(BIVN) – Hawaiʻi health officials spoke over the phone to media on Thursday, providing an update on the state response to the COVID-19 pandemic.
Dr. Bruce Anderson, the Director of the Hawaiʻi Department of Health, and Dr. Sarah Park, the Hawaiʻi State Epidemiologist, took part in a teleconference with news reporters. The briefing was recorded by the state and shared with media.
Anderson and Park confirmed that 10 new positive cases of COVID-19 have been detected on O‘ahu and Maui. There is a total of 26 confirmed or presumptive positive cases of COVID-19 in Hawai‘i, officials report. Of today’s new positive results, 8 individuals are on O‘ahu and 2 individuals are on Maui. All cases who tested positive in Hawaiʻi are travel related.
The health officials also talked about Governor David Ige’s plan for “15-Days to Slow the Spread” of COVID-19, which Hawai‘i recently implemented – to various different degrees. Governor Ige directed residents to “limit social gatherings to groups of 10 people or less to follow Centers for Disease Control and Prevention (CDC) guidelines,” to close bars, clubs, theaters, entertainment centers and visitor attractions, and to suspend services and activities in places of worship.
The approach taken by Hawaiʻi County mayor Harry Kim, however, allows restaurants, bars, and places of worship to make their own decision as to whether they stay open or close.
“We can be more effective in mitigating the spread of COVID-19 if everyone takes these aggressive actions seriously,” said Bruce Anderson, director of the Hawai‘i Department of Health. “The response to the Governor and County directives has been positive so far and there are many, such as food establishments, which have identified alternative ways to serve the public with drive-through and take-out service to maintain their operations.”
The health department gave this rundown on how the four counties are taking action:
- The City and County of Honolulu has mandated the closure of restaurants, parks and nightclubs for indoor service beginning 8:30 a.m. on Friday, March 20. Restaurant take-out, curb-side pick-up and delivery will be allowed.
- The County of Kaua‘i issued an islandwide nighttime curfew beginning Friday, March 20. The curfew will be in effect from 9 p.m. through 5 a.m. daily until further notice. Individuals must remain in their residence during these specified hours, with a few exceptions.
- The County of Maui announced rules that will be in effect beginning 7:45 a.m. on Friday, March 20, limiting the gathering of groups of people and curtailing vehicular transportation except for essential activities or operation of essential business or government functions. Restaurants and cafes that serve food within the premises are required to close; however, take-out and delivery service may continue.
- Hawai‘i County issued guidance that restaurants, bars and places of worship may make their own decisions to open or close, and consider ways to minimize risk to customers and employees

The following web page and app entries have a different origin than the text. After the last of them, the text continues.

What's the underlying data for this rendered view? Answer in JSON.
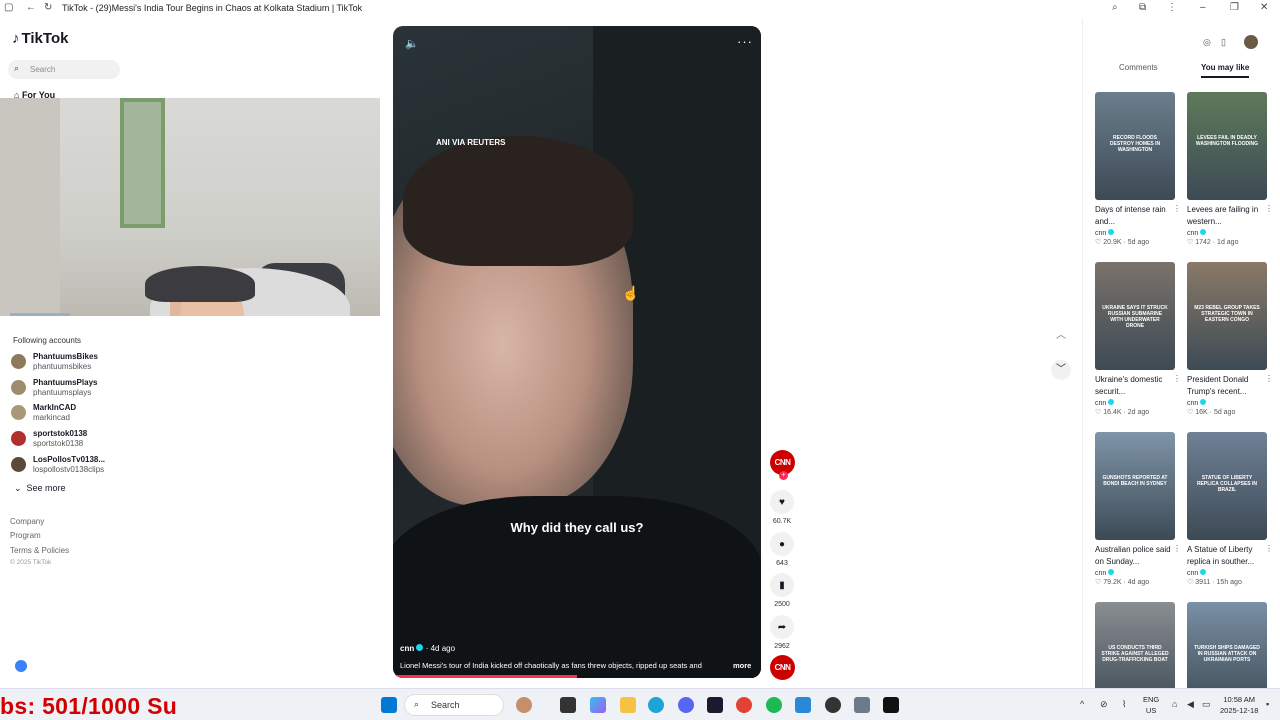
{
  "window": {
    "title": "TikTok - (29)Messi's India Tour Begins in Chaos at Kolkata Stadium | TikTok"
  },
  "nav": {
    "logo": "TikTok",
    "search_placeholder": "Search",
    "for_you": "For You",
    "following_title": "Following accounts",
    "accounts": [
      {
        "name": "PhantuumsBikes",
        "handle": "phantuumsbikes"
      },
      {
        "name": "PhantuumsPlays",
        "handle": "phantuumsplays"
      },
      {
        "name": "MarkInCAD",
        "handle": "markincad"
      },
      {
        "name": "sportstok0138",
        "handle": "sportstok0138"
      },
      {
        "name": "LosPollosTv0138...",
        "handle": "lospollostv0138clips"
      }
    ],
    "see_more": "See more",
    "footer": [
      "Company",
      "Program",
      "Terms & Policies",
      "© 2025 TikTok"
    ]
  },
  "video": {
    "watermark": "ANI VIA REUTERS",
    "caption": "Why did they call us?",
    "author": "cnn",
    "age": " · 4d ago",
    "description": "Lionel Messi's tour of India kicked off chaotically as fans threw objects, ripped up seats and",
    "more": "more",
    "progress": 0.5,
    "channel_logo": "CNN"
  },
  "actions": {
    "likes": "60.7K",
    "comments": "643",
    "saves": "2500",
    "shares": "2962"
  },
  "panel": {
    "tabs": [
      "Comments",
      "You may like"
    ],
    "active_tab": "You may like",
    "cards": [
      {
        "overlay": "Record floods destroy homes in Washington",
        "title": "Days of intense rain and...",
        "author": "cnn",
        "likes": "20.9K",
        "age": "5d ago",
        "color": "#6b7e8c"
      },
      {
        "overlay": "Levees fail in deadly Washington flooding",
        "title": "Levees are failing in western...",
        "author": "cnn",
        "likes": "1742",
        "age": "1d ago",
        "color": "#5e7a5a"
      },
      {
        "overlay": "Ukraine says it struck Russian submarine with underwater drone",
        "title": "Ukraine's domestic securit...",
        "author": "cnn",
        "likes": "16.4K",
        "age": "2d ago",
        "color": "#7a726a"
      },
      {
        "overlay": "M23 rebel group takes strategic town in Eastern Congo",
        "title": "President Donald Trump's recent...",
        "author": "cnn",
        "likes": "16K",
        "age": "5d ago",
        "color": "#8a7a68"
      },
      {
        "overlay": "Gunshots reported at Bondi Beach in Sydney",
        "title": "Australian police said on Sunday...",
        "author": "cnn",
        "likes": "79.2K",
        "age": "4d ago",
        "color": "#7f95a8"
      },
      {
        "overlay": "Statue of Liberty replica collapses in Brazil",
        "title": "A Statue of Liberty replica in souther...",
        "author": "cnn",
        "likes": "3911",
        "age": "15h ago",
        "color": "#6f8196"
      },
      {
        "overlay": "US conducts third strike against alleged drug-trafficking boat",
        "title": "",
        "author": "",
        "likes": "",
        "age": "",
        "color": "#8a8e92"
      },
      {
        "overlay": "Turkish ships damaged in Russian attack on Ukrainian ports",
        "title": "",
        "author": "",
        "likes": "",
        "age": "",
        "color": "#7a90a4"
      }
    ]
  },
  "taskbar": {
    "counter": "bs: 501/1000  Su",
    "search": "Search",
    "lang_top": "ENG",
    "lang_bottom": "US",
    "time": "10:58 AM",
    "date": "2025-12-18"
  }
}
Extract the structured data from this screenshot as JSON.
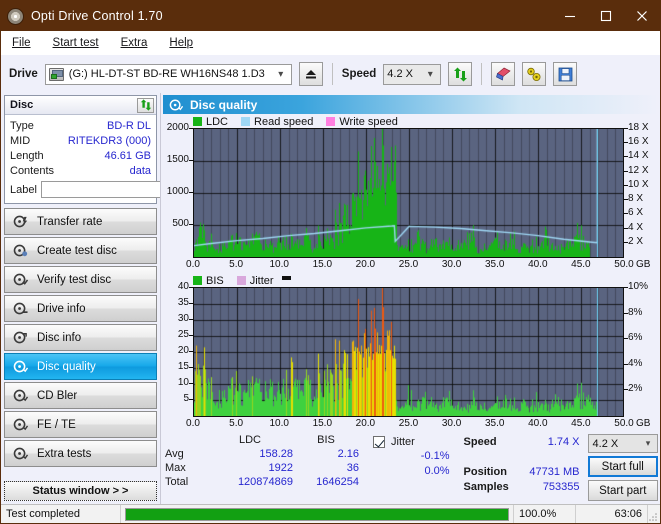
{
  "window": {
    "title": "Opti Drive Control 1.70",
    "icon": "disc-icon",
    "minimize": "minimize-icon",
    "maximize": "maximize-icon",
    "close": "close-icon"
  },
  "menu": {
    "items": [
      "File",
      "Start test",
      "Extra",
      "Help"
    ]
  },
  "toolbar": {
    "drive_label": "Drive",
    "drive_value": "(G:)   HL-DT-ST BD-RE  WH16NS48 1.D3",
    "eject_icon": "eject-icon",
    "speed_label": "Speed",
    "speed_value": "4.2 X",
    "refresh_icon": "refresh-icon",
    "erase_icon": "eraser-icon",
    "tools_icon": "wrench-icon",
    "save_icon": "save-icon"
  },
  "disc": {
    "title": "Disc",
    "refresh_icon": "refresh-icon",
    "rows": [
      {
        "key": "Type",
        "value": "BD-R DL"
      },
      {
        "key": "MID",
        "value": "RITEKDR3 (000)"
      },
      {
        "key": "Length",
        "value": "46.61 GB"
      },
      {
        "key": "Contents",
        "value": "data"
      }
    ],
    "label_key": "Label",
    "label_value": "",
    "label_placeholder": "",
    "disc_button_icon": "cd-icon"
  },
  "nav": {
    "items": [
      {
        "label": "Transfer rate",
        "icon": "disc-arrow-icon",
        "active": false
      },
      {
        "label": "Create test disc",
        "icon": "disc-write-icon",
        "active": false
      },
      {
        "label": "Verify test disc",
        "icon": "disc-check-icon",
        "active": false
      },
      {
        "label": "Drive info",
        "icon": "disc-info-icon",
        "active": false
      },
      {
        "label": "Disc info",
        "icon": "disc-info2-icon",
        "active": false
      },
      {
        "label": "Disc quality",
        "icon": "disc-quality-icon",
        "active": true
      },
      {
        "label": "CD Bler",
        "icon": "disc-bler-icon",
        "active": false
      },
      {
        "label": "FE / TE",
        "icon": "disc-fete-icon",
        "active": false
      },
      {
        "label": "Extra tests",
        "icon": "disc-extra-icon",
        "active": false
      }
    ],
    "status_window": "Status window > >"
  },
  "section": {
    "title": "Disc quality",
    "icon": "disc-quality-icon"
  },
  "chart_data": [
    {
      "type": "area",
      "id": "ldc-chart",
      "title": "",
      "xlabel": "GB",
      "ylabel": "",
      "legend": [
        {
          "label": "LDC",
          "color": "#17b417"
        },
        {
          "label": "Read speed",
          "color": "#9fd8f5"
        },
        {
          "label": "Write speed",
          "color": "#ff7fe0"
        }
      ],
      "legend_position": "top-left",
      "grid": true,
      "plot_bg": "#5a6480",
      "xlim": [
        0,
        50
      ],
      "xticks": [
        0.0,
        5.0,
        10.0,
        15.0,
        20.0,
        25.0,
        30.0,
        35.0,
        40.0,
        45.0,
        50.0
      ],
      "xticklabels": [
        "0.0",
        "5.0",
        "10.0",
        "15.0",
        "20.0",
        "25.0",
        "30.0",
        "35.0",
        "40.0",
        "45.0",
        "50.0"
      ],
      "ylim": [
        0,
        2000
      ],
      "yticks": [
        500,
        1000,
        1500,
        2000
      ],
      "yticklabels": [
        "500",
        "1000",
        "1500",
        "2000"
      ],
      "y2lim": [
        0,
        18
      ],
      "y2ticks": [
        2,
        4,
        6,
        8,
        10,
        12,
        14,
        16,
        18
      ],
      "y2ticklabels": [
        "2 X",
        "4 X",
        "6 X",
        "8 X",
        "10 X",
        "12 X",
        "14 X",
        "16 X",
        "18 X"
      ],
      "series": [
        {
          "name": "LDC",
          "color": "#17b417",
          "axis": "left",
          "x": [
            0.0,
            0.4,
            0.8,
            1.0,
            1.2,
            1.5,
            1.8,
            2.1,
            2.5,
            3.0,
            3.5,
            4.0,
            4.5,
            5.0,
            5.5,
            6.0,
            6.5,
            7.0,
            7.5,
            8.0,
            8.5,
            9.0,
            9.5,
            10.0,
            10.5,
            11.0,
            11.5,
            12.0,
            12.5,
            13.0,
            13.5,
            14.0,
            14.5,
            15.0,
            15.5,
            16.0,
            16.5,
            17.0,
            17.5,
            18.0,
            18.5,
            19.0,
            19.5,
            20.0,
            20.4,
            20.8,
            21.2,
            21.6,
            22.0,
            22.4,
            22.8,
            23.2,
            23.4,
            23.6,
            24.0,
            24.5,
            25.0,
            25.5,
            26.0,
            27.0,
            28.0,
            29.0,
            30.0,
            31.0,
            32.0,
            33.0,
            34.0,
            35.0,
            36.0,
            37.0,
            38.0,
            39.0,
            40.0,
            41.0,
            42.0,
            43.0,
            44.0,
            45.0,
            46.0,
            46.8
          ],
          "y": [
            180,
            260,
            640,
            720,
            480,
            300,
            250,
            240,
            230,
            220,
            300,
            250,
            230,
            260,
            400,
            230,
            250,
            460,
            300,
            240,
            280,
            230,
            250,
            420,
            260,
            230,
            250,
            300,
            230,
            500,
            260,
            240,
            330,
            260,
            420,
            300,
            560,
            700,
            900,
            780,
            1020,
            1160,
            1350,
            1600,
            1750,
            1920,
            1800,
            1870,
            1700,
            1780,
            1690,
            1800,
            1750,
            240,
            200,
            190,
            320,
            210,
            430,
            200,
            330,
            260,
            180,
            230,
            430,
            200,
            210,
            300,
            180,
            260,
            220,
            240,
            190,
            350,
            170,
            210,
            310,
            380,
            200
          ]
        },
        {
          "name": "Read speed",
          "color": "#9fd8f5",
          "axis": "right",
          "x": [
            0.0,
            2.0,
            5.0,
            8.0,
            11.0,
            14.0,
            17.0,
            20.0,
            23.0,
            23.3,
            23.4,
            25.0,
            28.0,
            31.0,
            34.0,
            37.0,
            40.0,
            43.0,
            46.0,
            46.9,
            46.9
          ],
          "y": [
            1.6,
            1.9,
            2.3,
            2.6,
            3.0,
            3.3,
            3.7,
            4.1,
            4.35,
            4.4,
            2.2,
            4.3,
            4.2,
            4.0,
            3.7,
            3.4,
            3.0,
            2.5,
            2.1,
            2.0,
            18.0
          ]
        }
      ]
    },
    {
      "type": "area",
      "id": "bis-chart",
      "title": "",
      "xlabel": "GB",
      "ylabel": "",
      "legend": [
        {
          "label": "BIS",
          "color": "#17b417"
        },
        {
          "label": "Jitter",
          "color": "#d9a8dc"
        }
      ],
      "legend_position": "top-left",
      "grid": true,
      "plot_bg": "#5a6480",
      "xlim": [
        0,
        50
      ],
      "xticks": [
        0.0,
        5.0,
        10.0,
        15.0,
        20.0,
        25.0,
        30.0,
        35.0,
        40.0,
        45.0,
        50.0
      ],
      "xticklabels": [
        "0.0",
        "5.0",
        "10.0",
        "15.0",
        "20.0",
        "25.0",
        "30.0",
        "35.0",
        "40.0",
        "45.0",
        "50.0"
      ],
      "ylim": [
        0,
        40
      ],
      "yticks": [
        5,
        10,
        15,
        20,
        25,
        30,
        35,
        40
      ],
      "yticklabels": [
        "5",
        "10",
        "15",
        "20",
        "25",
        "30",
        "35",
        "40"
      ],
      "y2lim": [
        0,
        10
      ],
      "y2ticks": [
        2,
        4,
        6,
        8,
        10
      ],
      "y2ticklabels": [
        "2%",
        "4%",
        "6%",
        "8%",
        "10%"
      ],
      "series": [
        {
          "name": "BIS",
          "color_low": "#3fd13f",
          "color_mid": "#e8e000",
          "color_high": "#ee5a11",
          "axis": "left",
          "x": [
            0.0,
            0.3,
            0.6,
            0.9,
            1.2,
            1.5,
            1.8,
            2.2,
            2.6,
            3.0,
            3.5,
            4.0,
            4.5,
            5.0,
            5.5,
            6.0,
            6.5,
            7.0,
            7.5,
            8.0,
            8.5,
            9.0,
            9.5,
            10.0,
            10.5,
            11.0,
            11.5,
            12.0,
            12.5,
            13.0,
            13.5,
            14.0,
            14.5,
            15.0,
            15.5,
            16.0,
            16.5,
            17.0,
            17.5,
            18.0,
            18.5,
            19.0,
            19.5,
            20.0,
            20.3,
            20.6,
            21.0,
            21.4,
            21.8,
            22.2,
            22.6,
            23.0,
            23.3,
            23.5,
            24.0,
            24.5,
            25.0,
            25.5,
            26.0,
            27.0,
            28.0,
            29.0,
            30.0,
            31.0,
            32.0,
            33.0,
            34.0,
            35.0,
            36.0,
            37.0,
            38.0,
            39.0,
            40.0,
            41.0,
            42.0,
            43.0,
            44.0,
            45.0,
            46.0,
            46.8
          ],
          "y": [
            8,
            21,
            13,
            12,
            29,
            19,
            9,
            7,
            8,
            9,
            10,
            9,
            8,
            10,
            12,
            9,
            10,
            14,
            9,
            11,
            10,
            12,
            9,
            13,
            11,
            10,
            14,
            12,
            10,
            16,
            11,
            10,
            13,
            12,
            15,
            14,
            17,
            19,
            22,
            18,
            24,
            26,
            28,
            32,
            30,
            35,
            34,
            33,
            36,
            30,
            34,
            28,
            26,
            4,
            3,
            4,
            12,
            3,
            5,
            8,
            4,
            6,
            5,
            3,
            4,
            7,
            3,
            4,
            5,
            3,
            6,
            4,
            5,
            3,
            7,
            4,
            5,
            8,
            6,
            3
          ]
        }
      ],
      "cursor_line": {
        "x": 46.9,
        "color": "#6fd4f7"
      }
    }
  ],
  "stats": {
    "columns": [
      "LDC",
      "BIS"
    ],
    "rows": [
      {
        "label": "Avg",
        "ldc": "158.28",
        "bis": "2.16"
      },
      {
        "label": "Max",
        "ldc": "1922",
        "bis": "36"
      },
      {
        "label": "Total",
        "ldc": "120874869",
        "bis": "1646254"
      }
    ],
    "jitter": {
      "label": "Jitter",
      "checked": true,
      "avg": "-0.1%",
      "max": "0.0%"
    },
    "speed": {
      "label": "Speed",
      "value": "1.74 X"
    },
    "position": {
      "label": "Position",
      "value": "47731 MB"
    },
    "samples": {
      "label": "Samples",
      "value": "753355"
    },
    "speed_select": "4.2 X",
    "start_full": "Start full",
    "start_part": "Start part"
  },
  "statusbar": {
    "message": "Test completed",
    "progress_percent": 100.0,
    "progress_text": "100.0%",
    "elapsed": "63:06"
  },
  "colors": {
    "titlebar": "#5a2d0c",
    "accent": "#1179d6",
    "value_text": "#2727cf",
    "plot_bg": "#5a6480",
    "ldc_green": "#17b417",
    "read_speed": "#9fd8f5",
    "write_speed": "#ff7fe0",
    "jitter": "#d9a8dc",
    "progress": "#12a012"
  }
}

“I had a conversation with Mayor Kim yesterday,” said Dr. Anderson, “and of course, urged that he consider any venue where people may gather as a potential area where people may transmit the disease. I think you’re gonna find this to be an evolving situation where additional measures will probably be recommended as as we go along here.”
“The governor did recommend that bars and restaurants be closed,” Anderson said, “and that the restaurants at least be pivoting from food service in-house to takeout and delivery and so forth. I expect that will continue. We’re going to see, probably, additional recommendations coming down the line as they relate to other matters. I would point out that the Mayor of Kauai actually has imposed a curfew. People are going to take actions which they think are appropriate on their particular Island. You will probably see more stringent actions being taken, as we go, in different places, depending on the circumstances. So this is going to be a judgment call on the part of the mayor’s and others who are struggling with this issue, just as we are here at the State.”
Governor Ige shared the following statement on the subject:
“I want to thank mayors Caldwell, Kawakami, Kim and Victorino for their swift actions in implementing the directives. These are hard decisions. We all understand the dire nature of the challenges facing our state due to the COVID-19 pandemic and are moving together in our response,” said Gov. Ige.
“The mayors understand the unique needs of their communities and are putting in place restrictions and guidance that best meet those needs. Their efforts align with CDC guidelines and the direction provided by the State Department of Health and the Hawaiʻi Emergency Management Agency. They have my full support and commitment to continue to work cooperatively as we move forward in our efforts to fight COVID-19,” said Gov. Ige.
“These are difficult times which require difficult decisions. We know these actions are extreme, but we know they will help flatten the curve and lay the groundwork for a quicker recovery. The community needs to anticipate that more stringent measures may need to be introduced but we want to ensure everyone that any direction or mandates made will be based on facts and what’s best for our communities.
“This is a community effort. Each of us has a part to play. And I know that the best way to get through this crisis is by working together for the sake of our entire state,” added Gov. Ige.
by Big Island Video News
HONOLULU, Hawaiʻi - The state focused its talk on the new coronavirus cases, and talked about the counties' implementation of the governor's “15-Days to Slow the Spread” directive.